## Task brief
Go through the data and copy every line in which "this" appears.

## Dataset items
________________________

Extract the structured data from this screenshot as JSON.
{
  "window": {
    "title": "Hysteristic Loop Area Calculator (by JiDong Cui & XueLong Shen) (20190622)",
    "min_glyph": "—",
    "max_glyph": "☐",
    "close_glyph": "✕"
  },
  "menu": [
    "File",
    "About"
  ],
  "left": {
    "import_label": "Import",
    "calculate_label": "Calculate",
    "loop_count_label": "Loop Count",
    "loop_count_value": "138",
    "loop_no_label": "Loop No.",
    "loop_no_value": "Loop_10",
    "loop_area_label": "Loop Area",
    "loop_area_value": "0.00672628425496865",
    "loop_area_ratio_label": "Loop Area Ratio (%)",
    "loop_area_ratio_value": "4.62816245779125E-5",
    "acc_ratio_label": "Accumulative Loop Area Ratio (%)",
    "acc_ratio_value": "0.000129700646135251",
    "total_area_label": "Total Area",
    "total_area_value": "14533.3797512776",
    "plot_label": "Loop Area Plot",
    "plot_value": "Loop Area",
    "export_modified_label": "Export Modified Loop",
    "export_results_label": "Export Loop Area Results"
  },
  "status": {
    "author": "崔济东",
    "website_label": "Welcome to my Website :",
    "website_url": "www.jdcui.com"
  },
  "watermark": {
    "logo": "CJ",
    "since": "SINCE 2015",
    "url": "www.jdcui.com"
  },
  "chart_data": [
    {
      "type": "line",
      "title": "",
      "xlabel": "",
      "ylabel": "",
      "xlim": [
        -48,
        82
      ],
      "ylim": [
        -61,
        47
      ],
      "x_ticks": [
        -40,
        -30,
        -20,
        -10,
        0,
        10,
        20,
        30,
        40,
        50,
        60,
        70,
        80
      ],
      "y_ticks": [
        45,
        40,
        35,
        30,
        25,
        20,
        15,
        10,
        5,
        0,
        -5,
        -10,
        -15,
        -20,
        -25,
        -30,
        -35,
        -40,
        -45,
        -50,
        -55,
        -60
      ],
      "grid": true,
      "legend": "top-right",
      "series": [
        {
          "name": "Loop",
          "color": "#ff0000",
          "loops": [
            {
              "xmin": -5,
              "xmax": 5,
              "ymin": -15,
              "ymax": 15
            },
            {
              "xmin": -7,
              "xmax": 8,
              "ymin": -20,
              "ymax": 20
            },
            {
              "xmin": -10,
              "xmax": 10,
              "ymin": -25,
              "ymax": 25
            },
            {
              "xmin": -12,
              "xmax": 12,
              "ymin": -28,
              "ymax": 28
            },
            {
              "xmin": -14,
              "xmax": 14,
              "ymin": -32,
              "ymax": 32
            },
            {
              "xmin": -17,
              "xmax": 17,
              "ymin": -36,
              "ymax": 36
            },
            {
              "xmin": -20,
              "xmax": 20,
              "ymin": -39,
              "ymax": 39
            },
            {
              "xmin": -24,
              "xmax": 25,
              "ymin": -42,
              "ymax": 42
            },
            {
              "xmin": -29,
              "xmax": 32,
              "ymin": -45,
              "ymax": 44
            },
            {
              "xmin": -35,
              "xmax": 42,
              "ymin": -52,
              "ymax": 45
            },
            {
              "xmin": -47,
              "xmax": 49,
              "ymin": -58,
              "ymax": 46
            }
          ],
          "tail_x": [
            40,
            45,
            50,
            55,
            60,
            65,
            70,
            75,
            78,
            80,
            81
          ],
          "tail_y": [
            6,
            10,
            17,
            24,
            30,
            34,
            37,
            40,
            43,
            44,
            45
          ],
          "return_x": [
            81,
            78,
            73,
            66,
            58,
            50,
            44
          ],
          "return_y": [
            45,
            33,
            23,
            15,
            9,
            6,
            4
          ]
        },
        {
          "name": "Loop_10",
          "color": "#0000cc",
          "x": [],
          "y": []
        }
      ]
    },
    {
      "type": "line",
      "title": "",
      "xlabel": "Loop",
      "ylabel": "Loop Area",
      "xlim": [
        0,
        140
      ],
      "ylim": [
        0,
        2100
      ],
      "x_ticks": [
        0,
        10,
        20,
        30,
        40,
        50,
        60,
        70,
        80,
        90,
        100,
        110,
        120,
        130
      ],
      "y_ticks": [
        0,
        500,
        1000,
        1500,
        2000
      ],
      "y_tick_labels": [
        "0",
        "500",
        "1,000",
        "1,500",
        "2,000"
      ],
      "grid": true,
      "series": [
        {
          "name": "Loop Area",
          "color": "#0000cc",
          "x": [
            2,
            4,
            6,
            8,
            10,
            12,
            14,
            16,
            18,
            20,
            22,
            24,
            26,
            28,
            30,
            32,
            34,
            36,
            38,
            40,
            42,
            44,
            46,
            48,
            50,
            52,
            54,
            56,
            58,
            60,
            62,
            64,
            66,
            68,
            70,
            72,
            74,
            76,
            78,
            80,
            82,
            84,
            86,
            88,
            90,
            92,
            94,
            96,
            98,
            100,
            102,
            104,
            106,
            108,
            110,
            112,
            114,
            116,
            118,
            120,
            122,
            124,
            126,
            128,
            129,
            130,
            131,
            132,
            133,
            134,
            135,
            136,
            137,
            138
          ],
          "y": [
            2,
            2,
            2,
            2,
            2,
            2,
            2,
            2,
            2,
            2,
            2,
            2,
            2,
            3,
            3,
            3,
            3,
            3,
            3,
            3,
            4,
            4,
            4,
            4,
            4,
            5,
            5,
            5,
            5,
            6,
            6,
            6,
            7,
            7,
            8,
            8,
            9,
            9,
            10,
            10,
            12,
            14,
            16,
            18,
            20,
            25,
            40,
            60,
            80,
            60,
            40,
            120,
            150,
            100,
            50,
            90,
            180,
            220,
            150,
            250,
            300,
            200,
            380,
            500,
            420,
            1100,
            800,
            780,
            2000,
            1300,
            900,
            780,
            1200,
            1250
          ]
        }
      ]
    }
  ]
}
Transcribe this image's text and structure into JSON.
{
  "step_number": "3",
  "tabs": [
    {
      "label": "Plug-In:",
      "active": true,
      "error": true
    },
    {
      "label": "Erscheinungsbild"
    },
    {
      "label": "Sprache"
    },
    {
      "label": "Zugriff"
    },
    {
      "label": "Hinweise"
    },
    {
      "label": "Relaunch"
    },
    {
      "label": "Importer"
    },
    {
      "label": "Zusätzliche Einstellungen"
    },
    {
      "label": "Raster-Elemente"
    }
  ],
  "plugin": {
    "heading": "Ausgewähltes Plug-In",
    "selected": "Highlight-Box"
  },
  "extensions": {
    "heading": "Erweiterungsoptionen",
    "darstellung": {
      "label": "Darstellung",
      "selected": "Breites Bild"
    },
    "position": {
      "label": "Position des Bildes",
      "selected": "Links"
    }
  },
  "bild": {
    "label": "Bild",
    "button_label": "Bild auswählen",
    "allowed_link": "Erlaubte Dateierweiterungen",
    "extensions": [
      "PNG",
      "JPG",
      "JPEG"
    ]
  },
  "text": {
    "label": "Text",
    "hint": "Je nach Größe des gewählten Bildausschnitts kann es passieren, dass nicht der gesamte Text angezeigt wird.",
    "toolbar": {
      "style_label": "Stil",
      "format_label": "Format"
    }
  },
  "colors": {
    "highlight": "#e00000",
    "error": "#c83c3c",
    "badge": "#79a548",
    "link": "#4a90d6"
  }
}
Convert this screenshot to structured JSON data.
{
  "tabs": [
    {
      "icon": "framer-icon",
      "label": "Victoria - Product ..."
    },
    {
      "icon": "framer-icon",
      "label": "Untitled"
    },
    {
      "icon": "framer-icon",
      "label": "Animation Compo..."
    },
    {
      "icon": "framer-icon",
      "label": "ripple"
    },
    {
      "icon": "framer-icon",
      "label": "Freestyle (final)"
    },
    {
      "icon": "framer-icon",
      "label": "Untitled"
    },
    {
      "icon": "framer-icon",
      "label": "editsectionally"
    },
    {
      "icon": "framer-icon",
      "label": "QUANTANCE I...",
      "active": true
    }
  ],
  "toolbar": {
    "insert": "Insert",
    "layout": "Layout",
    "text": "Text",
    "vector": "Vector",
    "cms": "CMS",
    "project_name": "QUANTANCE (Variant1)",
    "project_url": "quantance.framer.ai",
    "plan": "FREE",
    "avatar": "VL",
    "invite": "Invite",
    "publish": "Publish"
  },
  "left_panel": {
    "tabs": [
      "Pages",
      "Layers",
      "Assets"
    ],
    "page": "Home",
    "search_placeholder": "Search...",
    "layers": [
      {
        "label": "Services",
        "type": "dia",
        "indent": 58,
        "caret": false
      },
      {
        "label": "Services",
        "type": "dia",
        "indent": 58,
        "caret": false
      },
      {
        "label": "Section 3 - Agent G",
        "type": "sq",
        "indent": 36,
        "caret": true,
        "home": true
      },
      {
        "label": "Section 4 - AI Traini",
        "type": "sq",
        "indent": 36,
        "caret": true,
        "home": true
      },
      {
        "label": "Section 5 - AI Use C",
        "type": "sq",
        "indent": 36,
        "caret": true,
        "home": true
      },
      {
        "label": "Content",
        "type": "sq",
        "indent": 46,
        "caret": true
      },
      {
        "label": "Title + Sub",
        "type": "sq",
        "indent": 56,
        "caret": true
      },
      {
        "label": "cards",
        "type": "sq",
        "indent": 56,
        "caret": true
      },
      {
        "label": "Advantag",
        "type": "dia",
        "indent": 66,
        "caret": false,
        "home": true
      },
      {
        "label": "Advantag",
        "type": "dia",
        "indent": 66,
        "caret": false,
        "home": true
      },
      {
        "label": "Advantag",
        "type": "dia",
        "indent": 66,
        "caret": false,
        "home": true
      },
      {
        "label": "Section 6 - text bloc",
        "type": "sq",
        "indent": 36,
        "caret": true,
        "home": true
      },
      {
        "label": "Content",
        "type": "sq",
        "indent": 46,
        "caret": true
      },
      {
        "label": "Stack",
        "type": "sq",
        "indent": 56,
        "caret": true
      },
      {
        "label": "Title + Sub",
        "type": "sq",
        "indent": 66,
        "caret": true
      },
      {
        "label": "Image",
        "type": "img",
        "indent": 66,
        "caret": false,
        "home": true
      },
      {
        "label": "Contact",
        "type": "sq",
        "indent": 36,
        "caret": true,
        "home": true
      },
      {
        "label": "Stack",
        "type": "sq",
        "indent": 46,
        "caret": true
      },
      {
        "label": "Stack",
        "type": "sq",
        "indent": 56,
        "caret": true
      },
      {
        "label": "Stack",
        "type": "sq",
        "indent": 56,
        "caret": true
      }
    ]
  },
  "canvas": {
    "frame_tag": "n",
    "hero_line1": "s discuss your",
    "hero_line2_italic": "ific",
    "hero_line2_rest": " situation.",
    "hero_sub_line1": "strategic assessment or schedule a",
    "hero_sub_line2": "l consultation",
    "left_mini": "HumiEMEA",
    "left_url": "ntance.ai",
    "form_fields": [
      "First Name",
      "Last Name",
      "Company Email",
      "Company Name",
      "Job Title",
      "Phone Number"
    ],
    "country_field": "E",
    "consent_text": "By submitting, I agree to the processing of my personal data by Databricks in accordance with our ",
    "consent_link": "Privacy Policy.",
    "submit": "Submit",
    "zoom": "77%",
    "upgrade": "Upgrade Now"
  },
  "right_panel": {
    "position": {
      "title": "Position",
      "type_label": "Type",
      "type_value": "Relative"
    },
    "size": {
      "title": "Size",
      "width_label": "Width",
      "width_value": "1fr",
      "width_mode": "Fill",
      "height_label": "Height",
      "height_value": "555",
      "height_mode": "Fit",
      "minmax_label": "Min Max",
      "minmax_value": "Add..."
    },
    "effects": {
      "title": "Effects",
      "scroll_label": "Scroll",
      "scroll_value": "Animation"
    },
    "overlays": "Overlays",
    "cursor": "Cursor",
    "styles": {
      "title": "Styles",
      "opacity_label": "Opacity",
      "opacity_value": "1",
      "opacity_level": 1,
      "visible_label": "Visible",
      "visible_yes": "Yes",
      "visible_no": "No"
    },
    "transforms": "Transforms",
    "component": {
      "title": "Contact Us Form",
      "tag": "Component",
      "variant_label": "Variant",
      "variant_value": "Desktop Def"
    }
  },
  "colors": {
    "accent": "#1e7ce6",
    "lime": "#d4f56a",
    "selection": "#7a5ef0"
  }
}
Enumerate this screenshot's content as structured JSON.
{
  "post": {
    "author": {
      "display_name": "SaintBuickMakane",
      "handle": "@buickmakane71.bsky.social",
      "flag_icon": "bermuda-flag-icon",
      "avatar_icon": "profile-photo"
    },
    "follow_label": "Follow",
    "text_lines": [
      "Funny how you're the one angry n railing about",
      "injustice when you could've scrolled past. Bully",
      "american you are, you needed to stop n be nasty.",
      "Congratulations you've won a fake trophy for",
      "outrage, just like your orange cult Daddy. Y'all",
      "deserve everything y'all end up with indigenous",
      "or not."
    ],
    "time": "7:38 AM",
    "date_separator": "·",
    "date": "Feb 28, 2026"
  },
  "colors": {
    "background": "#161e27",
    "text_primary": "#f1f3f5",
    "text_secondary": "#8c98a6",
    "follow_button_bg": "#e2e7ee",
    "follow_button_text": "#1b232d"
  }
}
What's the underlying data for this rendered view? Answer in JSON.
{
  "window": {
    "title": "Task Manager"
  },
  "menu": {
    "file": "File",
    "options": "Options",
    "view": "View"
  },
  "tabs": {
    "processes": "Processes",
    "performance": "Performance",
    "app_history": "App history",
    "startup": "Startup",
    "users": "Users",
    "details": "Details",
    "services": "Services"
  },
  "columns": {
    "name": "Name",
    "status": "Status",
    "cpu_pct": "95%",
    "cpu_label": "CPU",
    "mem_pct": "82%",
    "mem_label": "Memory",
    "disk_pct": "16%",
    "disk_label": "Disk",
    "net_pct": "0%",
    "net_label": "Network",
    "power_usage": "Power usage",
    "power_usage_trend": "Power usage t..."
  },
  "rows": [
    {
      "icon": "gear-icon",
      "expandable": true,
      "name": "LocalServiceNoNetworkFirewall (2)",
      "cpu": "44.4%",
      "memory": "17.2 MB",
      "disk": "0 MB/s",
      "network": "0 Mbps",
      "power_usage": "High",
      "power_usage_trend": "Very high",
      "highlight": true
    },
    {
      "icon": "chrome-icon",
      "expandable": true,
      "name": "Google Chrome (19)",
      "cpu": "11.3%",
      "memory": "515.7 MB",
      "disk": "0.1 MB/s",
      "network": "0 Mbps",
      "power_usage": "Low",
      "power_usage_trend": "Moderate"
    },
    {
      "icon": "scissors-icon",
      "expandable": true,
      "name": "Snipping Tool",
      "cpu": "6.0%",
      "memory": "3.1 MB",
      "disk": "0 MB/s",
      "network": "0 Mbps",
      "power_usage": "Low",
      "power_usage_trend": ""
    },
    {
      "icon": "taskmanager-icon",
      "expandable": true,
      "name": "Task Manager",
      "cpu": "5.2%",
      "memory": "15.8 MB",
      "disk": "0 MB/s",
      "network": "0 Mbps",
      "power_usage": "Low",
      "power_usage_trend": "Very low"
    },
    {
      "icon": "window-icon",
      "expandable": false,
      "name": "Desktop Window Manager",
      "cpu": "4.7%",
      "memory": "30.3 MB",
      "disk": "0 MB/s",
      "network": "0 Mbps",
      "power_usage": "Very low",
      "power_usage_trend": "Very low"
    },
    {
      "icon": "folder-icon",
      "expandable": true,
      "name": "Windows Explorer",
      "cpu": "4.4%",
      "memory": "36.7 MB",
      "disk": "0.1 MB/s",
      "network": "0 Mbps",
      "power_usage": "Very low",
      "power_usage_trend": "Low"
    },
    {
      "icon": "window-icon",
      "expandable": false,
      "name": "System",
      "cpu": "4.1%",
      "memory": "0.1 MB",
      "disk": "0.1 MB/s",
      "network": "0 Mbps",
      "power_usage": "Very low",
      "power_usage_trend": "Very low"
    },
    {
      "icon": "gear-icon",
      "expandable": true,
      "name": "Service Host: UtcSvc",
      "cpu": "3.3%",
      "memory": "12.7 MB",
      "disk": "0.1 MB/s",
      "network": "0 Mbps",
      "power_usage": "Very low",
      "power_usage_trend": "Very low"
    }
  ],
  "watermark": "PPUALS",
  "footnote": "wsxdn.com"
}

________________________

## Task result
Extract the structured data from this screenshot as JSON.
Transcribe this image's text and structure into JSON.
Convert this screenshot to structured JSON data.
Enumerate this screenshot's content as structured JSON.
What's the underlying data for this rendered view? Answer in JSON.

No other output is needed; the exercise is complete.